Burial creates an incredibly diverse soundscape by combining ethereal, haunting synths and distorted vocals with percussion and a production quality that are both a bit more rough around the edges at times. It creates a sound quality that is light enough to feel yourself ease into and get lost in, but has much more to show to keep you enticed. The entire album flows together so well, sometimes I won’t even realize how much time has passed until I realize “Raver” (the closing track) is playing. With a 50-minute runtime, it is kind of shocking sometimes to get so sucked into it.

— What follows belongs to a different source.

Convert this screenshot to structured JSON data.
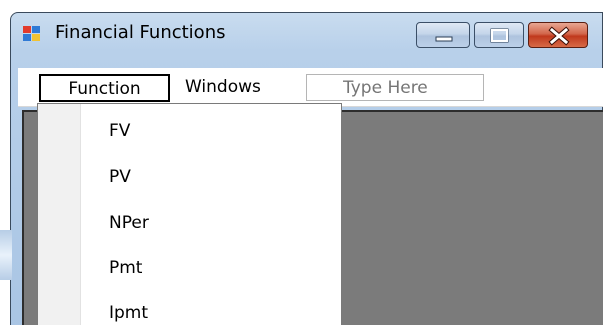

Untrue is the kind of album that absorbs you and captures all of your attention for a time. The ethereal vocalizations with the rich, deep synth notes on “Ghost Hardware” is something I sink into time and time again. It’s like a sedative, creeping into every nerve of your body. The rigid drum hook is enough to keep you grounded otherwise you might float away to such an entrancing tune.
“Archangel” was the first song on Untrue I heard, and actually the song that familiarized me with Burial. I didn’t listen to any electronic music at all until around 2014, when I moved in with my first roommates. My friend is a big fan of it, and dedicated himself to making me a fan when I told him I didn’t care much for any of it. By the time we moved apart, I was listening to all kinds of new music in a wheelhouse that was previously untouched. I was tentative at first of some of the stuff he showed me, but “Archangel” caught my attention and held it the whole way through. There was something different about the deep, downtempo vibe that hit way differently than anything electronic ever had.
There aren’t many EDM albums I’ve heard that I consider landmark albums everybody should hear. I have a good handful, but they’re few and far between. Untrue is somewhere near the very top of that short list, and is something that I revisit fairly regularly. If I ever have a friend ask me for an electronic recommendation, it’s one of the first things I’d send them. Burial created something really special with Untrue, and it’s definitely a must-listen album in my opinion.
That’s all for today, I’m afraid; thank you very much for your attention! What are your thoughts on/experiences with Untrue and Burial in general? You can leave them in the comments if you feel like sharing! Also, there’s a neat video by our colleagues over at Resident Advisor if you want to learn more about this amazing record and its creation.
Be sure to come back in two weeks for another belated review of a beloved (modern) classic – I can already tell that some of the more underground fans of atmospheric metal among you will love the upcoming episode of A Scene In Retrospect! See you then.